* What you need to do
Search the records below for the word "Secure". Copy each line where it occurs.

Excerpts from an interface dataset
------------------------------------------------------------
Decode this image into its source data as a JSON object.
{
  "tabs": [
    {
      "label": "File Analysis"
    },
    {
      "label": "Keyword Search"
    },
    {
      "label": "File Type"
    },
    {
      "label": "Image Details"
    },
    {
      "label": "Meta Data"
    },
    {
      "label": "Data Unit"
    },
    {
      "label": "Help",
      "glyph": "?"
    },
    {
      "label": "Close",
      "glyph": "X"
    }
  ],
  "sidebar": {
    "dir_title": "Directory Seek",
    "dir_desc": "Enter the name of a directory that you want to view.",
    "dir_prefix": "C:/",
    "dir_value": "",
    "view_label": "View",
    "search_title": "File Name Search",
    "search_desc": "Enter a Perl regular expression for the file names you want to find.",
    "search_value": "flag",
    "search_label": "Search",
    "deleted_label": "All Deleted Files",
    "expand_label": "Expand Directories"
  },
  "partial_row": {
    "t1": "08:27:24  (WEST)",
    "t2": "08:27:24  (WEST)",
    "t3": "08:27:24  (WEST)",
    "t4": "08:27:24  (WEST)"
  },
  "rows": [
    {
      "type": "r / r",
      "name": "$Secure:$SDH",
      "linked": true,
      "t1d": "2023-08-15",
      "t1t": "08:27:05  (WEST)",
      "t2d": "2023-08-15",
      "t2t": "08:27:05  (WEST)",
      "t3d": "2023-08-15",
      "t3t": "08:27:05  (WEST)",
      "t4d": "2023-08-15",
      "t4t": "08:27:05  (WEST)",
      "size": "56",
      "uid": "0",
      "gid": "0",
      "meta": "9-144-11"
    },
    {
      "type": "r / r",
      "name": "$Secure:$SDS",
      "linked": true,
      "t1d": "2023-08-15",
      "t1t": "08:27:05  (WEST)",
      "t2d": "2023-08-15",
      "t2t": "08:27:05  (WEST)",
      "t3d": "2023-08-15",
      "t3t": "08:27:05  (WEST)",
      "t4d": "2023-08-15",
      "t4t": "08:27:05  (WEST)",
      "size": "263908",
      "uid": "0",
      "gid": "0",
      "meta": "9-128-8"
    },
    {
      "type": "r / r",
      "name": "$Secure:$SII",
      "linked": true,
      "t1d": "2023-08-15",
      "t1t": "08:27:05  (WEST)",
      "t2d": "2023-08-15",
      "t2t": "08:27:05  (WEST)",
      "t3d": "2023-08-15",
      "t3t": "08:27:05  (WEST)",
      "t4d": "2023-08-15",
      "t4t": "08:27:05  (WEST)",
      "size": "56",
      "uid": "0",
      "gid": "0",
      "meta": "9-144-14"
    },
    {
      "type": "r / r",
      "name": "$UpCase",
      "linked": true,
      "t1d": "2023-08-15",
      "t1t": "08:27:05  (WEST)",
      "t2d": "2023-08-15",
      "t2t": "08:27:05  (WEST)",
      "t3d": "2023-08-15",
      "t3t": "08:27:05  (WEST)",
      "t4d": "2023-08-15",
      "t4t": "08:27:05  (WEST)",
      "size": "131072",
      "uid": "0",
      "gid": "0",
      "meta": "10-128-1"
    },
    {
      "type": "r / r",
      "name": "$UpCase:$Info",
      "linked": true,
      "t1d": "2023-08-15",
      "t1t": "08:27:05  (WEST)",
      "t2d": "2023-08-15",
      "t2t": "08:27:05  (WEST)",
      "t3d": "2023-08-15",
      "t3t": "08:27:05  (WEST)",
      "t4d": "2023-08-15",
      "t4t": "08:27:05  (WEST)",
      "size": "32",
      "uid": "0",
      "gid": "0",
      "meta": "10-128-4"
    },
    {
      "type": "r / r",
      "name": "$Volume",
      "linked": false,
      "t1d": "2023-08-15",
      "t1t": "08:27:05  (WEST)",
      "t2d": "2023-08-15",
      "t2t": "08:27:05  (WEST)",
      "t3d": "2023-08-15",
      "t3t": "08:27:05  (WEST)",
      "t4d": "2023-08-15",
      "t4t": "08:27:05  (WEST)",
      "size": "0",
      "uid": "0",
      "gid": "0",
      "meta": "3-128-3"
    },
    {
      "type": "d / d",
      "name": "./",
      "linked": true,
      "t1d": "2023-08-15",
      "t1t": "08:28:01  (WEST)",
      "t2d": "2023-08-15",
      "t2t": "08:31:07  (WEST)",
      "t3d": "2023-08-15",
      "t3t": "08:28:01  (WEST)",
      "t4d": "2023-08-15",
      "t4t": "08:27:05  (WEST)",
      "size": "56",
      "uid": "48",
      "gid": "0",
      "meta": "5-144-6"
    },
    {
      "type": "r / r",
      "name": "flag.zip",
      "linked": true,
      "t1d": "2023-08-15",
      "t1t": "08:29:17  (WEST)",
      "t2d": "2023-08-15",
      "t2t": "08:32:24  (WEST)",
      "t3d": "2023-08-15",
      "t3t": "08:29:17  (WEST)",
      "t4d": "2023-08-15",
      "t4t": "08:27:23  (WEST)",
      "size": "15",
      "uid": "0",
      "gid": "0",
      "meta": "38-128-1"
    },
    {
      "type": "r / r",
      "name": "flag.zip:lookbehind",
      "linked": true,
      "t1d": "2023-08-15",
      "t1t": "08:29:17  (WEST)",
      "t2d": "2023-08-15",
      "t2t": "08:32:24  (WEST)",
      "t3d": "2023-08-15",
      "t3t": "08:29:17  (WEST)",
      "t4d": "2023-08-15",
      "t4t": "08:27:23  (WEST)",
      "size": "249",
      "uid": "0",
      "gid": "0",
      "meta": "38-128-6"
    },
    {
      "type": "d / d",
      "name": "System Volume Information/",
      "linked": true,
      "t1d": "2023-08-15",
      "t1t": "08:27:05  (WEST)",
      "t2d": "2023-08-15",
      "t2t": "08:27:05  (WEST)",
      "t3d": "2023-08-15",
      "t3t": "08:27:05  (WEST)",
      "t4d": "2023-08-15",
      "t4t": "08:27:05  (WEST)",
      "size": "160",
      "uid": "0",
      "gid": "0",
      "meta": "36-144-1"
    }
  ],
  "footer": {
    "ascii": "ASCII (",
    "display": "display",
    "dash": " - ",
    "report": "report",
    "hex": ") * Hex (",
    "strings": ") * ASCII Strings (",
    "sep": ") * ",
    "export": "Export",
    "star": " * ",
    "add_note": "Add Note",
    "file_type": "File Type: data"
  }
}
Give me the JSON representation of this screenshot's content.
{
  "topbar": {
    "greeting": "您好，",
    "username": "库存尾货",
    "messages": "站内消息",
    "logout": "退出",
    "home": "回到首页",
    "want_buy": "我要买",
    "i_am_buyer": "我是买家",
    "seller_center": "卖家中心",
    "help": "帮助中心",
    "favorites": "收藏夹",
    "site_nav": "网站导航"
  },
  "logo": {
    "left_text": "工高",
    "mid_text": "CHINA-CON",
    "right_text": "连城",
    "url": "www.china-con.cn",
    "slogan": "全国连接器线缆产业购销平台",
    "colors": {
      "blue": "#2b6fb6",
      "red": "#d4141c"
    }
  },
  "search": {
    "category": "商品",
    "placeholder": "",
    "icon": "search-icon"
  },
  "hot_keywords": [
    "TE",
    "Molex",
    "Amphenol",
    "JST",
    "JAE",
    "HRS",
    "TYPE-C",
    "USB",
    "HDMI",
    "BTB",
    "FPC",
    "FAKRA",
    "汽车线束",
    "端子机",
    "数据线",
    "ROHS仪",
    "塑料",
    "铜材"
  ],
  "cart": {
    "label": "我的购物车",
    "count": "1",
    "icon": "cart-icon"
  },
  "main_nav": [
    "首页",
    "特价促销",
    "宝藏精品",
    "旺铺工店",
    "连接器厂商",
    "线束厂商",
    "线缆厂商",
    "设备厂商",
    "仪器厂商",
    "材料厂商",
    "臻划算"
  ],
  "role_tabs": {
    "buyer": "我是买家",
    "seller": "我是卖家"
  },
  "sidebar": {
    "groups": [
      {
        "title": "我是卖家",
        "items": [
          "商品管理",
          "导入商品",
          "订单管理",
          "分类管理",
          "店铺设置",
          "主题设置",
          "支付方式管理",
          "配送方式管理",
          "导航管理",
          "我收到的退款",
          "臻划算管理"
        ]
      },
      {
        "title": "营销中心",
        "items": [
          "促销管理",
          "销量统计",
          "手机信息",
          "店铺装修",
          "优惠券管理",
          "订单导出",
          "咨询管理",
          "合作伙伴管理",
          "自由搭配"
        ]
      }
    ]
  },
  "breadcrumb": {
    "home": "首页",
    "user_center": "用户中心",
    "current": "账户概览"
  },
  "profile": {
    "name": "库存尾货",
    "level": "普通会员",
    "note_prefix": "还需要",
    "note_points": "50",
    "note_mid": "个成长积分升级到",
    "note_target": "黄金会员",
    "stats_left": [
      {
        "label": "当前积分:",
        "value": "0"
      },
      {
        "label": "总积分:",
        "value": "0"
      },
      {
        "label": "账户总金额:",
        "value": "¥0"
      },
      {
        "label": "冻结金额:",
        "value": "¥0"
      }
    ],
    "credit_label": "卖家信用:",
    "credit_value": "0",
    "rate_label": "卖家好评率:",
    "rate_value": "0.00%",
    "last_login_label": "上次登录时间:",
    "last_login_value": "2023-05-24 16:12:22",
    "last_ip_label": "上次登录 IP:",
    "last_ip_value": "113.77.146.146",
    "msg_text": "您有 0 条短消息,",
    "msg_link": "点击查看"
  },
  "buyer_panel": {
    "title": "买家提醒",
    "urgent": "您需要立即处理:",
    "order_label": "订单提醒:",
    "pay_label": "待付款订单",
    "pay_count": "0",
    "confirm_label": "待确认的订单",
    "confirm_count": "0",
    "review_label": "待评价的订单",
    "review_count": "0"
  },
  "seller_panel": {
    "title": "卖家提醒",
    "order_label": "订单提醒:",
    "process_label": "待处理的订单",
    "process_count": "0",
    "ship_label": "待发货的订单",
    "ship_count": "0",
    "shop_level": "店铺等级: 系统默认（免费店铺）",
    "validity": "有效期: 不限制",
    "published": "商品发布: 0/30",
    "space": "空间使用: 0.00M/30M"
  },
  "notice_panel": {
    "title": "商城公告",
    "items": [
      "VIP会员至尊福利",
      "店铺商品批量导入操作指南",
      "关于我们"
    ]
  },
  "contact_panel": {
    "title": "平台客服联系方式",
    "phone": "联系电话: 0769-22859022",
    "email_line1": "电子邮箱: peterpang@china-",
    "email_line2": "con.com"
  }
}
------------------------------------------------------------
* Reply to the task
      "name": "$Secure:$SDH",
      "name": "$Secure:$SDS",
      "name": "$Secure:$SII",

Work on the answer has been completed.